## WORK TASK
Your answer should consist of the lines below that hold the word "PressurehPa".

SUPPLIED RECORDS Start Marker

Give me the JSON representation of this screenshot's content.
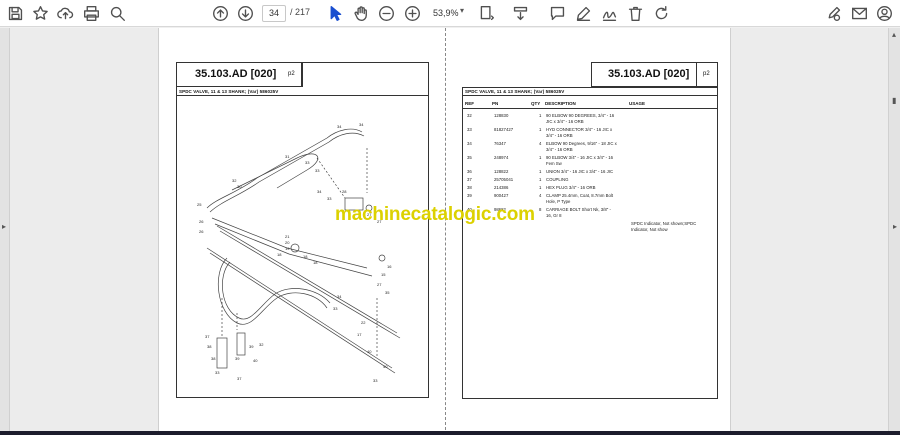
{
  "toolbar": {
    "page_current": "34",
    "page_total": "/ 217",
    "zoom": "53,9%",
    "icons": [
      "save-icon",
      "bookmark-star-icon",
      "upload-cloud-icon",
      "print-icon",
      "zoom-search-icon",
      "page-up-icon",
      "page-down-icon",
      "select-cursor-icon",
      "hand-pan-icon",
      "zoom-out-icon",
      "zoom-in-icon",
      "fit-page-icon",
      "scroll-mode-icon",
      "comment-icon",
      "highlight-pen-icon",
      "sign-draw-icon",
      "delete-trash-icon",
      "rotate-icon",
      "edit-sign-icon",
      "email-icon",
      "account-icon"
    ]
  },
  "left_page": {
    "title": "35.103.AD [020]",
    "page_num": "p2",
    "subtitle": "SPDC VALVE, 11 & 13 SHANK; (Var) 586025V",
    "callouts": [
      "34",
      "34",
      "31",
      "33",
      "33",
      "32",
      "30",
      "25",
      "34",
      "33",
      "28",
      "27",
      "27",
      "26",
      "26",
      "21",
      "20",
      "19",
      "18",
      "18",
      "18",
      "16",
      "15",
      "27",
      "35",
      "34",
      "33",
      "22",
      "17",
      "37",
      "38",
      "38",
      "39",
      "39",
      "32",
      "40",
      "33",
      "37",
      "40",
      "40",
      "33",
      "37"
    ]
  },
  "right_page": {
    "title": "35.103.AD [020]",
    "page_num": "p2",
    "subtitle": "SPDC VALVE, 11 & 13 SHANK; (Var) 586025V",
    "columns": {
      "ref": "REF",
      "pn": "PN",
      "qty": "QTY",
      "desc": "DESCRIPTION",
      "usage": "USAGE"
    },
    "rows": [
      {
        "ref": "32",
        "pn": "128830",
        "qty": "1",
        "desc1": "90 ELBOW 90 DEGREES, 3/4\" - 16",
        "desc2": "JIC x 3/4\" - 16 ORB"
      },
      {
        "ref": "33",
        "pn": "81827427",
        "qty": "1",
        "desc1": "HYD CONNECTOR 3/4\" - 16 JIC x",
        "desc2": "3/4\" - 16 ORB"
      },
      {
        "ref": "34",
        "pn": "76347",
        "qty": "4",
        "desc1": "ELBOW 90 Degrees, 9/16\" - 18 JIC x",
        "desc2": "3/4\" - 16 ORB"
      },
      {
        "ref": "35",
        "pn": "248974",
        "qty": "1",
        "desc1": "90 ELBOW 3/4\" - 16 JIC x 3/4\" - 16",
        "desc2": "Fem Sw"
      },
      {
        "ref": "36",
        "pn": "128822",
        "qty": "1",
        "desc1": "UNION 3/4\" - 16 JIC x 3/4\" - 16 JIC",
        "desc2": ""
      },
      {
        "ref": "37",
        "pn": "25705041",
        "qty": "1",
        "desc1": "COUPLING",
        "desc2": ""
      },
      {
        "ref": "38",
        "pn": "214386",
        "qty": "1",
        "desc1": "HEX PLUG 3/4\" - 16 ORB",
        "desc2": ""
      },
      {
        "ref": "39",
        "pn": "900427",
        "qty": "4",
        "desc1": "CLAMP 25.4mm, Coat, 8.7mm Bolt",
        "desc2": "Hole, P Type"
      },
      {
        "ref": "40",
        "pn": "98682",
        "qty": "8",
        "desc1": "CARRIAGE BOLT Short Nk, 3/8\" -",
        "desc2": "16, Gr 8"
      }
    ],
    "usage_text1": "SPDC Indicator, Not shown;SPDC",
    "usage_text2": "Indicator, Not show"
  },
  "watermark": "machinecatalogic.com"
}
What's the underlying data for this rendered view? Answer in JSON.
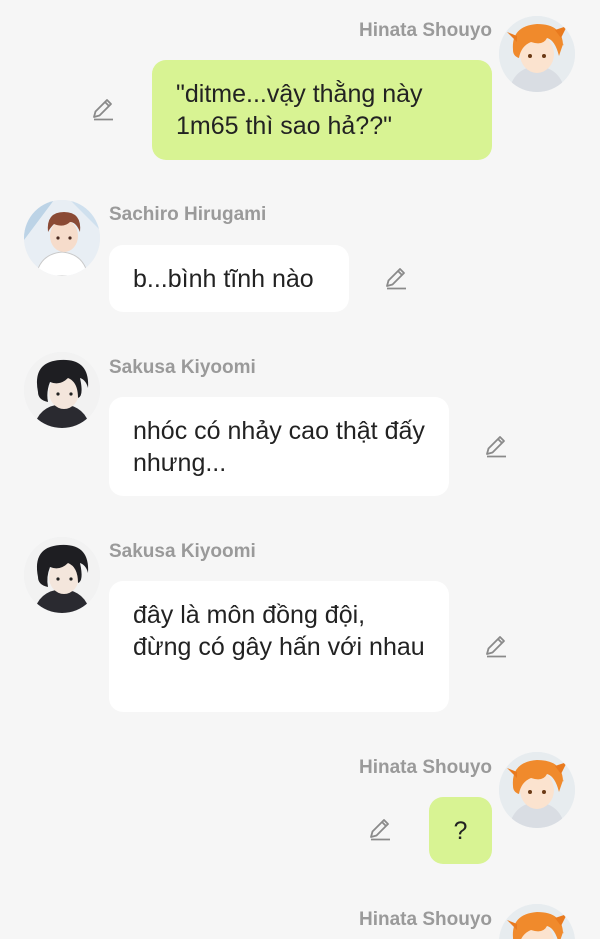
{
  "messages": [
    {
      "sender": "Hinata Shouyo",
      "text": "\"ditme...vậy thằng này 1m65 thì sao hả??\"",
      "side": "right"
    },
    {
      "sender": "Sachiro Hirugami",
      "text": "b...bình tĩnh nào",
      "side": "left"
    },
    {
      "sender": "Sakusa Kiyoomi",
      "text": "nhóc có nhảy cao thật đấy nhưng...",
      "side": "left"
    },
    {
      "sender": "Sakusa Kiyoomi",
      "text": "đây là môn đồng đội, đừng có gây hấn với nhau",
      "side": "left"
    },
    {
      "sender": "Hinata Shouyo",
      "text": "?",
      "side": "right"
    },
    {
      "sender": "Hinata Shouyo",
      "text": "",
      "side": "right"
    }
  ],
  "colors": {
    "background": "#f6f6f6",
    "my_bubble": "#d8f393",
    "other_bubble": "#ffffff",
    "name_text": "#9a9a9a",
    "hinata_hair": "#f08a2c",
    "dark_hair": "#1e1e22",
    "sachiro_hair": "#8a4a35"
  },
  "icons": {
    "edit": "pencil-edit-icon"
  }
}
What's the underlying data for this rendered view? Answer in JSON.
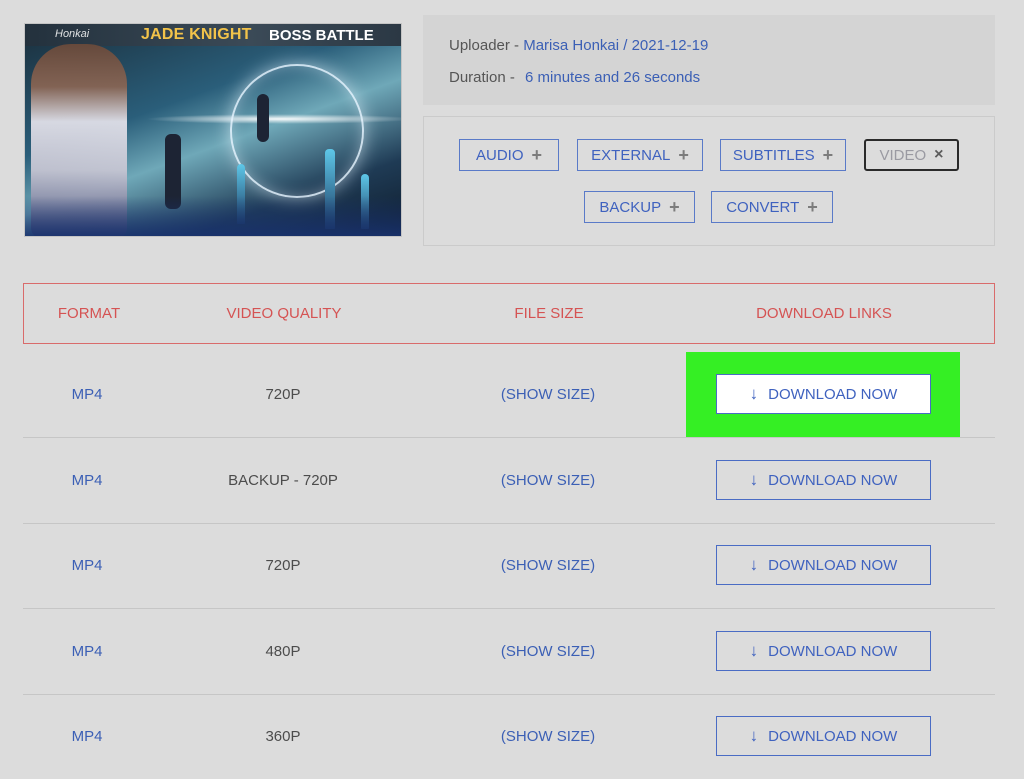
{
  "thumbnail": {
    "logo_text": "Honkai",
    "title_part1": "JADE KNIGHT",
    "title_part2": "BOSS BATTLE"
  },
  "info": {
    "uploader_label": "Uploader -",
    "uploader_value": "Marisa Honkai / 2021-12-19",
    "duration_label": "Duration -",
    "duration_value": "6 minutes and 26 seconds"
  },
  "tags": [
    {
      "label": "AUDIO",
      "icon": "+"
    },
    {
      "label": "EXTERNAL",
      "icon": "+"
    },
    {
      "label": "SUBTITLES",
      "icon": "+"
    },
    {
      "label": "VIDEO",
      "icon": "×"
    },
    {
      "label": "BACKUP",
      "icon": "+"
    },
    {
      "label": "CONVERT",
      "icon": "+"
    }
  ],
  "table": {
    "headers": [
      "FORMAT",
      "VIDEO QUALITY",
      "FILE SIZE",
      "DOWNLOAD LINKS"
    ],
    "rows": [
      {
        "format": "MP4",
        "quality": "720P",
        "size": "(SHOW SIZE)",
        "download": "DOWNLOAD NOW"
      },
      {
        "format": "MP4",
        "quality": "BACKUP - 720P",
        "size": "(SHOW SIZE)",
        "download": "DOWNLOAD NOW"
      },
      {
        "format": "MP4",
        "quality": "720P",
        "size": "(SHOW SIZE)",
        "download": "DOWNLOAD NOW"
      },
      {
        "format": "MP4",
        "quality": "480P",
        "size": "(SHOW SIZE)",
        "download": "DOWNLOAD NOW"
      },
      {
        "format": "MP4",
        "quality": "360P",
        "size": "(SHOW SIZE)",
        "download": "DOWNLOAD NOW"
      }
    ],
    "download_icon": "↓"
  },
  "colors": {
    "highlight": "#35ef24",
    "link": "#3b5fb5",
    "header_red": "#d55353"
  }
}
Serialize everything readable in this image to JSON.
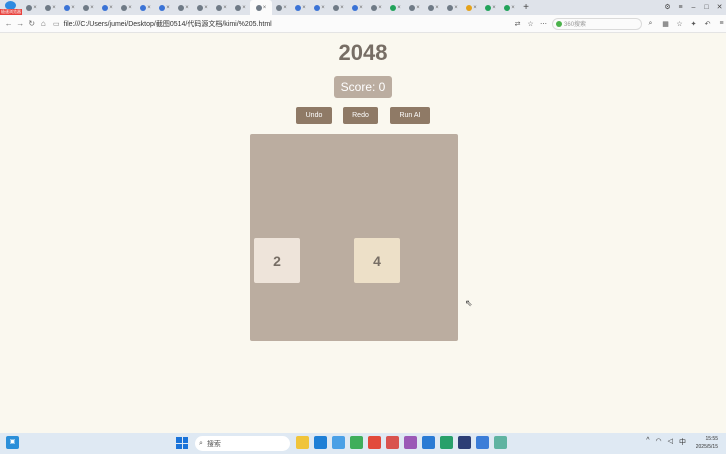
{
  "browser": {
    "logo_text": "极速浏览器",
    "url": "file:///C:/Users/jumei/Desktop/截图0514/代码源文档/kimi/%205.html",
    "search_placeholder": "360搜索",
    "tab_close": "×",
    "new_tab": "+"
  },
  "game": {
    "title": "2048",
    "score_label": "Score: ",
    "score_value": "0",
    "buttons": {
      "undo": "Undo",
      "redo": "Redo",
      "run_ai": "Run AI"
    },
    "grid_size": 4,
    "tiles": [
      {
        "value": "2",
        "row": 2,
        "col": 0,
        "bg": "#eee4da"
      },
      {
        "value": "4",
        "row": 2,
        "col": 2,
        "bg": "#ede0c8"
      }
    ]
  },
  "colors": {
    "background": "#faf8ef",
    "board": "#bbada0",
    "button": "#8f7a66",
    "text": "#776e65"
  },
  "taskbar": {
    "search_label": "搜索",
    "clock_time": "15:55",
    "clock_date": "2025/5/15",
    "input_lang": "中"
  }
}
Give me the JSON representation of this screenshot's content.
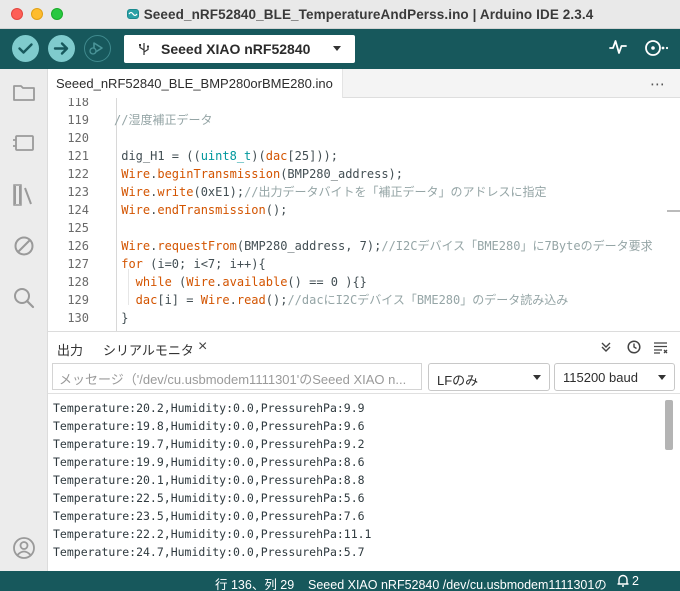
{
  "window": {
    "title": "Seeed_nRF52840_BLE_TemperatureAndPerss.ino | Arduino IDE 2.3.4"
  },
  "toolbar": {
    "board_label": "Seeed XIAO nRF52840",
    "verify_icon": "checkmark-icon",
    "upload_icon": "arrow-right-icon",
    "debug_icon": "debug-icon",
    "plotter_icon": "serial-plotter-icon",
    "monitor_icon": "serial-monitor-icon"
  },
  "editor": {
    "tab_label": "Seeed_nRF52840_BLE_BMP280orBME280.ino",
    "more_label": "⋯",
    "lines": [
      {
        "num": "118",
        "parts": [
          {
            "t": "",
            "c": "c-plain"
          }
        ]
      },
      {
        "num": "119",
        "parts": [
          {
            "t": "//湿度補正データ",
            "c": "c-comment"
          }
        ]
      },
      {
        "num": "120",
        "parts": [
          {
            "t": "",
            "c": "c-plain"
          }
        ]
      },
      {
        "num": "121",
        "parts": [
          {
            "t": " dig_H1 = ((",
            "c": "c-plain"
          },
          {
            "t": "uint8_t",
            "c": "c-type"
          },
          {
            "t": ")(",
            "c": "c-plain"
          },
          {
            "t": "dac",
            "c": "c-kw"
          },
          {
            "t": "[25]));",
            "c": "c-plain"
          }
        ]
      },
      {
        "num": "122",
        "parts": [
          {
            "t": " Wire",
            "c": "c-kw"
          },
          {
            "t": ".",
            "c": "c-plain"
          },
          {
            "t": "beginTransmission",
            "c": "c-kw"
          },
          {
            "t": "(BMP280_address);",
            "c": "c-plain"
          }
        ]
      },
      {
        "num": "123",
        "parts": [
          {
            "t": " Wire",
            "c": "c-kw"
          },
          {
            "t": ".",
            "c": "c-plain"
          },
          {
            "t": "write",
            "c": "c-kw"
          },
          {
            "t": "(0xE1);",
            "c": "c-plain"
          },
          {
            "t": "//出力データバイトを「補正データ」のアドレスに指定",
            "c": "c-comment"
          }
        ]
      },
      {
        "num": "124",
        "parts": [
          {
            "t": " Wire",
            "c": "c-kw"
          },
          {
            "t": ".",
            "c": "c-plain"
          },
          {
            "t": "endTransmission",
            "c": "c-kw"
          },
          {
            "t": "();",
            "c": "c-plain"
          }
        ]
      },
      {
        "num": "125",
        "parts": [
          {
            "t": "",
            "c": "c-plain"
          }
        ]
      },
      {
        "num": "126",
        "parts": [
          {
            "t": " Wire",
            "c": "c-kw"
          },
          {
            "t": ".",
            "c": "c-plain"
          },
          {
            "t": "requestFrom",
            "c": "c-kw"
          },
          {
            "t": "(BMP280_address, 7);",
            "c": "c-plain"
          },
          {
            "t": "//I2Cデバイス「BME280」に7Byteのデータ要求",
            "c": "c-comment"
          }
        ]
      },
      {
        "num": "127",
        "parts": [
          {
            "t": " for",
            "c": "c-kw"
          },
          {
            "t": " (i=0; i<7; i++){",
            "c": "c-plain"
          }
        ]
      },
      {
        "num": "128",
        "parts": [
          {
            "t": "   while",
            "c": "c-kw"
          },
          {
            "t": " (",
            "c": "c-plain"
          },
          {
            "t": "Wire",
            "c": "c-kw"
          },
          {
            "t": ".",
            "c": "c-plain"
          },
          {
            "t": "available",
            "c": "c-kw"
          },
          {
            "t": "() == 0 ){}",
            "c": "c-plain"
          }
        ]
      },
      {
        "num": "129",
        "parts": [
          {
            "t": "   dac",
            "c": "c-kw"
          },
          {
            "t": "[i] = ",
            "c": "c-plain"
          },
          {
            "t": "Wire",
            "c": "c-kw"
          },
          {
            "t": ".",
            "c": "c-plain"
          },
          {
            "t": "read",
            "c": "c-kw"
          },
          {
            "t": "();",
            "c": "c-plain"
          },
          {
            "t": "//dacにI2Cデバイス「BME280」のデータ読み込み",
            "c": "c-comment"
          }
        ]
      },
      {
        "num": "130",
        "parts": [
          {
            "t": " }",
            "c": "c-plain"
          }
        ]
      }
    ]
  },
  "panel": {
    "output_tab": "出力",
    "serial_tab": "シリアルモニタ",
    "close_glyph": "×",
    "message_placeholder": "メッセージ（'/dev/cu.usbmodem1111301'のSeeed XIAO n...",
    "line_ending": "LFのみ",
    "baud_rate": "115200 baud",
    "serial_lines": [
      "Temperature:20.2,Humidity:0.0,PressurehPa:9.9",
      "Temperature:19.8,Humidity:0.0,PressurehPa:9.6",
      "Temperature:19.7,Humidity:0.0,PressurehPa:9.2",
      "Temperature:19.9,Humidity:0.0,PressurehPa:8.6",
      "Temperature:20.1,Humidity:0.0,PressurehPa:8.8",
      "Temperature:22.5,Humidity:0.0,PressurehPa:5.6",
      "Temperature:23.5,Humidity:0.0,PressurehPa:7.6",
      "Temperature:22.2,Humidity:0.0,PressurehPa:11.1",
      "Temperature:24.7,Humidity:0.0,PressurehPa:5.7"
    ]
  },
  "status": {
    "position": "行 136、列 29",
    "board_port": "Seeed XIAO nRF52840 /dev/cu.usbmodem1111301の",
    "notification_count": "2"
  },
  "colors": {
    "toolbar_teal": "#17585c",
    "button_light_teal": "#7fcbcd",
    "keyword_orange": "#d35400",
    "type_teal": "#00979c",
    "comment_gray": "#95a5a6"
  }
}
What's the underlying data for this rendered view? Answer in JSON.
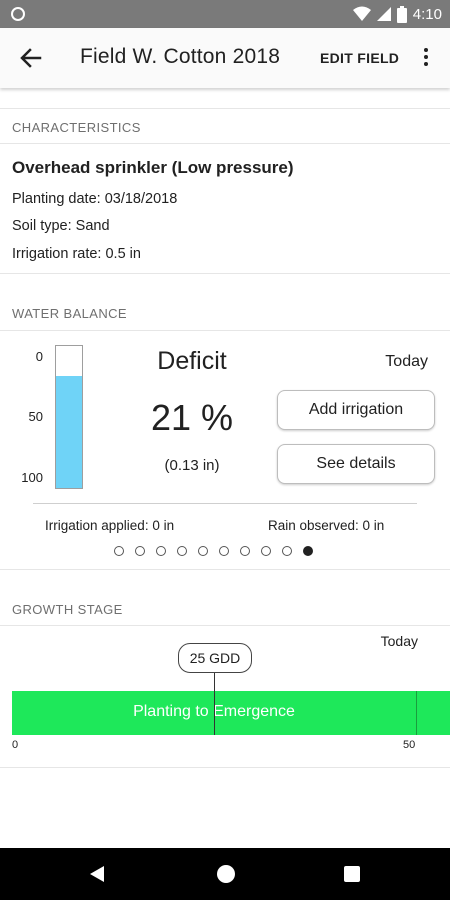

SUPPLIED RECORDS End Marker

## EXPECTED ANSWER
      "Temperature:20.2,Humidity:0.0,PressurehPa:9.9",
      "Temperature:19.8,Humidity:0.0,PressurehPa:9.6",
      "Temperature:19.7,Humidity:0.0,PressurehPa:9.2",
      "Temperature:19.9,Humidity:0.0,PressurehPa:8.6",
      "Temperature:20.1,Humidity:0.0,PressurehPa:8.8",
      "Temperature:22.5,Humidity:0.0,PressurehPa:5.6",
      "Temperature:23.5,Humidity:0.0,PressurehPa:7.6",
      "Temperature:22.2,Humidity:0.0,PressurehPa:11.1",
      "Temperature:24.7,Humidity:0.0,PressurehPa:5.7"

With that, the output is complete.